Two years back when 'Pappu Can't Dance Saala' from Jaane Tu Ya Jaane Naa became a chartbuster success, it would have been any filmmaker's dream to create something similar in a film of theirs. A young party track is always welcome and this is something that Sachin-Jigar bring to table with 'Chhote Tera Birthday Aaya'. A number where a bunch of youngsters get together to pull the leg of a boy called 'Chotu' whose birthday celebrations are underway, 'Chhote Tera Birthday Aaya' boasts of some spirited fun singing which does manage to hook the listener on in the first hearing on. Coming together of Anushka Manchanda, Mika Singh, Hard Kaur, Neuman Pinto, Ishq Bector, Hrishikesh Kamerkar and Mahadev Krishna keep the party rolling which does warrant a vibrant picturisation.

There has been a lot heard and spoken about the versions of 'Jana Gana Mann' in Rann and 'Vande Mataram' in Raajneeti. Krantiveer - The Revolution takes it forward with Jigar himself opting to come behind the mike for 'Lau Jali' which has its own take on Vande Mataram. Presented as a hardcore rock track, 'Lau Jali' may not be the kind of track that is sung around by one and all. However, as a part of the background score at critical dramatic junctures, it should add on to the narrative. However, its situational feel would restrict it's reach beyond the theaters.

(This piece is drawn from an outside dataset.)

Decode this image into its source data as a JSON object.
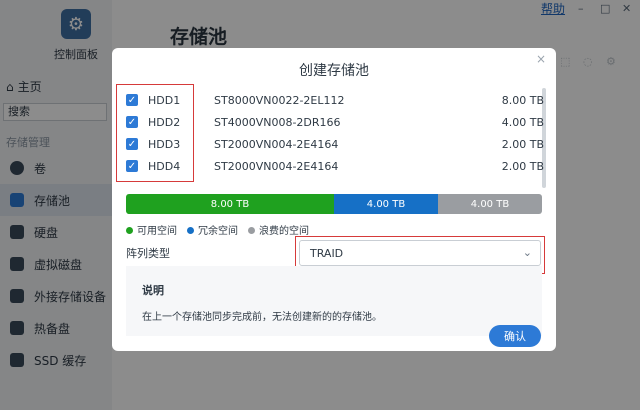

Last to come is an item number which has a mood similar to that of 'Billo Rani' [Dhan Dhana Dhana Goal]. However, while 'Billo Rani' had managed to cut across segments and is heard and seen even till date, 'Firangi Paani' is restricted to a particular segment of audience and can't expect similar fate. Made for the front benchers, this song by Anushka Manchanda and Master Saleem is about the coming together of 'sharaab' and 'shabaab' and though the lyrics do try to be funny, the final result still doesn't make you long for listening to it all over again.


As stated earlier, Krantiveer - The Revolution wasn't a musical to begin with and hence anything good that came out of it was always going to be considered as an added bonus. That's what the album benefits from songs like 'Chhote Tera Birthday Aaya' and 'Khuda Mere Khuda' which have it in them to do well with the audience. Need of the hour now is for these two songs to be promoted to the fullest so that the album as well as the film benefit most out of it.


'Chhote Tera Birthday Aaya', 'Khuda Mere Khuda'

Krantiveer-The Revolution 2.0 Joginder Tuteja 20100531